She makes not just enough money, but a “great deal of money.” How dare anyone take it away for something so frivolous as feeding a poor child? And yet Republicans, through their actions in blurring the lines between church and state, have become the “party of faith.” Because they say so. Because they are bold in their actions and snarling in their defense.
We need to be just as adamant. We need to not hide behind any abstraction or evasion. We need to be unafraid to address this voter and say “I am going to take some of your money, and give it to that poor kid, because it’s more important — both to the child and to society — that he eat, rather than that you have an extra week in Cabo.”
Note that we should not pretend that “a program will take your money.” Or “the government will take your money.” This is a democracy, and we are the government. I will take your money. I will. Some of that money you worked hard for and want to keep. I will give it to a kid who is hungry. If your concern is that poverty should be addressed by individuals, then there’s a simple solution: feed him. If there are no poor children needing food, I won’t have to take anything for them. If your position is that people would be more generous if only the government would stay out of it, then sorry. I’m not willing to put this child at risk to as part of your experiment. Besides, if that were true, then why were their more hungry kids before we started these programs to give them a little breakfast? If your position is that your being able to keep all your money is more important than a child being fed, then I simply think you’re wrong. And sick. You want to keep that money? You better beat me at the polls.

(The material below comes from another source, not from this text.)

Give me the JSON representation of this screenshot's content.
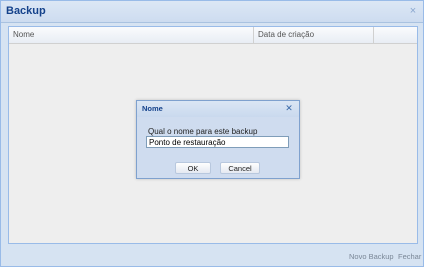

The only problem with class warfare in this country is that it’s been so one-sided.